                September. For many of us Northern Hemisphereites who are beyond the ties of dependent children or parents or day jobs this is the perfect time for slipping away to extend our summers. This year, especially, as the magic of the first warm, dry summer for seven years bursts in a wet bubble we have made our escape, along with a whole convoy of other wrinklies, besides one or two couples with pre-school children, capitalising on the cheaper prices, the quieter roads and the emptier resorts.

                Despite having undertaken a substantial amount of meandering in foreign territories for lengthy periods since I retired from the nine-to-five I still receive a barrage of remarks and expostulations regarding what I like to call ‘trips’. I describe them as trips for this very reason, since to call them ‘holidays’ would imbue them with an impression of hedonistic opulence and wanton enjoyment and this is not the idea I want to convey at all. I prefer to be conveying the appearance of undertaking some kind of research or undergoing an educational experience; activities more worthy and valuable than mere enjoyment. One of last night’s FB remarks referred to my ‘life of luxury’-and may or may not have been ‘tongue in cheek’.

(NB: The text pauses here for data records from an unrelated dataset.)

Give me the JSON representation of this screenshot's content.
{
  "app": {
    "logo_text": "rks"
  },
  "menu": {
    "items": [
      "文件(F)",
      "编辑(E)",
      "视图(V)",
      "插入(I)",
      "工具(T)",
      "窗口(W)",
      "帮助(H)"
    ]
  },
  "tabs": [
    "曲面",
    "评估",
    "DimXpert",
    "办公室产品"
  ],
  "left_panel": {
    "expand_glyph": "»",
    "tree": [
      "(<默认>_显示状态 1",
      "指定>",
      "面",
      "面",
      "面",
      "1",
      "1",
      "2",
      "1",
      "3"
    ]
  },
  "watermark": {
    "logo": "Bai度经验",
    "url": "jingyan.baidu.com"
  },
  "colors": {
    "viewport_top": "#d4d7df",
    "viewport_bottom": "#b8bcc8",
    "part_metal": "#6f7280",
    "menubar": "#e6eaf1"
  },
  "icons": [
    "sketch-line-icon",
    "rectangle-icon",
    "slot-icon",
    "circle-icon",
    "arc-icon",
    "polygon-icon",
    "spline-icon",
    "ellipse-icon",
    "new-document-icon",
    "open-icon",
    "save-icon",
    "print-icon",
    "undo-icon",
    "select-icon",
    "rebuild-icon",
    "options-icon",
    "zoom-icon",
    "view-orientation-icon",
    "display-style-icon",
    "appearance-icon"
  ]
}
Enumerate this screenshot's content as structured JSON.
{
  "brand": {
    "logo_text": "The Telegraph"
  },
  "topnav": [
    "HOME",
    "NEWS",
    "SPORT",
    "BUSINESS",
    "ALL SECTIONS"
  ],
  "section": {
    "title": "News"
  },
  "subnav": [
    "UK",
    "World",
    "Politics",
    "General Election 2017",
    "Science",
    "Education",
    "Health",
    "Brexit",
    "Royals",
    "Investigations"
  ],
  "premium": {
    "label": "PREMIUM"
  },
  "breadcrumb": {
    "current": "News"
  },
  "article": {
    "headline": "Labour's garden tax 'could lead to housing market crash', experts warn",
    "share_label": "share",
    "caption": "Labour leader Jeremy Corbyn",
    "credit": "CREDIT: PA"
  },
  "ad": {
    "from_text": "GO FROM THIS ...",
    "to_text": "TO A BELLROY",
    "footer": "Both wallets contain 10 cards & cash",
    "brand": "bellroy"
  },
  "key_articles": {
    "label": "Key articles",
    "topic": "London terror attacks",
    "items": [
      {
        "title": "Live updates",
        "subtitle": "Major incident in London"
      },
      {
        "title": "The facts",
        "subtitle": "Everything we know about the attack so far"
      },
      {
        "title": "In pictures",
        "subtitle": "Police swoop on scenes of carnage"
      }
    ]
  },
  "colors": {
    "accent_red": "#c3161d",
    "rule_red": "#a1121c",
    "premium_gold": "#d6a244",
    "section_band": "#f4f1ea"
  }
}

                Luxury is a subjective quality. When applied to holidays-or even trips, it means different things to different people. For some, the epitome of a luxury holiday is to be pampered in an exquisite hotel offering complimentary champagne on arrival, chocolates, fruit and flowers and plump pillows. For many it is to be carted away on a floating gin palace, stuffed full of food whilst dressed in a designer outfit and disgorged at intervals for a hasty snapshot of a famous city-[as in ‘if it’s Saturday it must be Rome’]. For anyone in a demanding and stressful job, luxury can be slobbing around in bed on a Sunday morning in front of the TV with a cup of tea.

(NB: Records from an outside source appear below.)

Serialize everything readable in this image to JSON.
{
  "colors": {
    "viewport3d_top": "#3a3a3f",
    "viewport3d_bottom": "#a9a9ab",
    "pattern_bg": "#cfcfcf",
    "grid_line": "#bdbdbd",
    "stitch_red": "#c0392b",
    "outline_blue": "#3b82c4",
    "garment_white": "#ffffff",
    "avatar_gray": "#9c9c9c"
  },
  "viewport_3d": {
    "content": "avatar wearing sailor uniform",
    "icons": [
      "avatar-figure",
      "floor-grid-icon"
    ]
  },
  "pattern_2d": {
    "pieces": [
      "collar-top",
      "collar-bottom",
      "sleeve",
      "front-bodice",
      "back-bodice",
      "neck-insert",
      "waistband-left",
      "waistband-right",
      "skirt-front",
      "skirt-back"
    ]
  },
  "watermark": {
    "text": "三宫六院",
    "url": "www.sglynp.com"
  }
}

                I have friends for whom the ideal break is two weeks, twice each year in the same apartment on the Costa del Sol, lying on the same sun-beds, visiting the same bar. It is relaxing, they explain, that nothing has changed, that there is nothing to do. This is easy to understand.

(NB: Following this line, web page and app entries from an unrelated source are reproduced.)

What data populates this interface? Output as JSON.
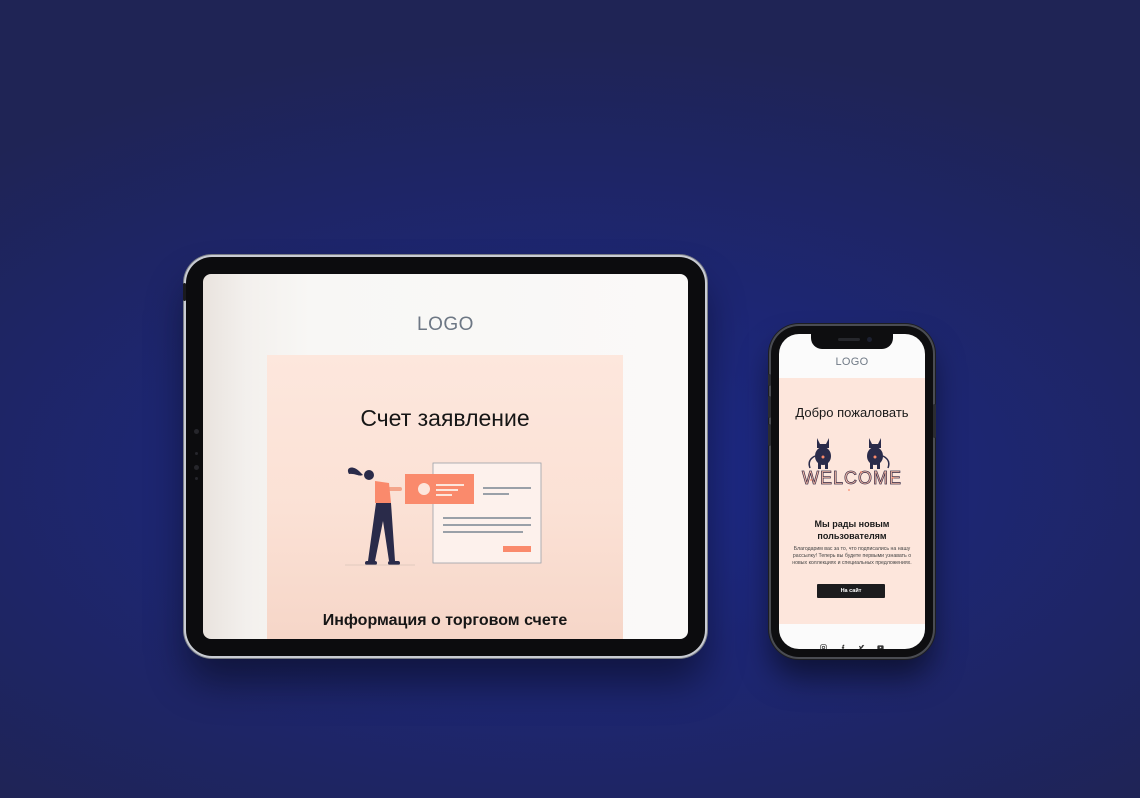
{
  "tablet": {
    "logo": "LOGO",
    "title": "Счет заявление",
    "subtitle": "Информация о торговом счете"
  },
  "phone": {
    "logo": "LOGO",
    "title": "Добро пожаловать",
    "welcome_art": "WELCOME",
    "heading": "Мы рады новым пользователям",
    "body": "Благодарим вас за то, что подписались на нашу рассылку! Теперь вы будете первыми узнавать о новых коллекциях и специальных предложениях.",
    "button_label": "На сайт",
    "social_icons": [
      "instagram-icon",
      "facebook-icon",
      "twitter-icon",
      "youtube-icon"
    ]
  },
  "colors": {
    "background": "#1d2673",
    "accent": "#fa8a6c",
    "card": "#fde6dc",
    "navy_figure": "#2a2b4a"
  }
}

                For me, the concept of luxury is also a simple matter. It is freedom. You wander where you want, for as long as you want. When you tire of somewhere or it rains you move on. If there is a lot to do, or the weather is wonderful you stay. It isn’t always simple. You have to research, you have to plan, you have to drive, shop, set up, pack up; but you are free to do exactly what you want. And that, reader, is my idea of a luxurious trip. What’s yours?